**What the task requires**
Only a number is required: the count of lines in the material below that contain "kiev".

**Information shown**
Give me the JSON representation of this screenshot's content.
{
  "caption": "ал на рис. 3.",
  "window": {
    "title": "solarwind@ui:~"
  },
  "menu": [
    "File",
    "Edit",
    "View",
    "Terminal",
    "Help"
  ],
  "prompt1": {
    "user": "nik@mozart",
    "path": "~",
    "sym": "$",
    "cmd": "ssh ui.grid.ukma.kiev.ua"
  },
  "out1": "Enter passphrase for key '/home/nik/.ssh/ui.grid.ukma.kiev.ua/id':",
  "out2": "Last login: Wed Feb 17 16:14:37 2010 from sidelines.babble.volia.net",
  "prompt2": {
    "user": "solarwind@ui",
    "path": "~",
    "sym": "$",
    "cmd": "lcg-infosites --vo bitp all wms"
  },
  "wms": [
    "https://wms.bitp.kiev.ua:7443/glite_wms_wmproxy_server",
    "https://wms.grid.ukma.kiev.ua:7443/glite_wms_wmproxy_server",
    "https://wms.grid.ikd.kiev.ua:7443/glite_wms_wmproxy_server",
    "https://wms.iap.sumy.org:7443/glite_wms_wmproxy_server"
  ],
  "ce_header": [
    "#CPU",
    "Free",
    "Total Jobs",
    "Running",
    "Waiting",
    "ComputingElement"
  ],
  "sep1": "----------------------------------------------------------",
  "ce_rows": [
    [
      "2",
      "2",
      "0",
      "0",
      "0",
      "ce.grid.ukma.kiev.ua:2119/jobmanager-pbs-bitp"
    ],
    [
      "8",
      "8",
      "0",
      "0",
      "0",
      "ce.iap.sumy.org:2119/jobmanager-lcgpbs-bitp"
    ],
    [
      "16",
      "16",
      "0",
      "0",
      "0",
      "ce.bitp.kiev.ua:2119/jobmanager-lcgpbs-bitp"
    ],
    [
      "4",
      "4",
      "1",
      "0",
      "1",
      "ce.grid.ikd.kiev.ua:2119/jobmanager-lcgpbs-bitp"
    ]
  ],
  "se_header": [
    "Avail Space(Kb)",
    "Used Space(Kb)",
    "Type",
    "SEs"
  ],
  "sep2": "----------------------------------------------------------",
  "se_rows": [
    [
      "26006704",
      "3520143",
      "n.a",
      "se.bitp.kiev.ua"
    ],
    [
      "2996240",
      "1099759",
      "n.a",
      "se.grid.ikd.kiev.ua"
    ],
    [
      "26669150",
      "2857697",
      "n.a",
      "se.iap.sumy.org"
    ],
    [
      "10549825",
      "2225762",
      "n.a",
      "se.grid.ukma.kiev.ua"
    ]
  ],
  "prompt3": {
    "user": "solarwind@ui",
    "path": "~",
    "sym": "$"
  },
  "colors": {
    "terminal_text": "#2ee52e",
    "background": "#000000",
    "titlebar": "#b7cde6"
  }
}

**Reply**
11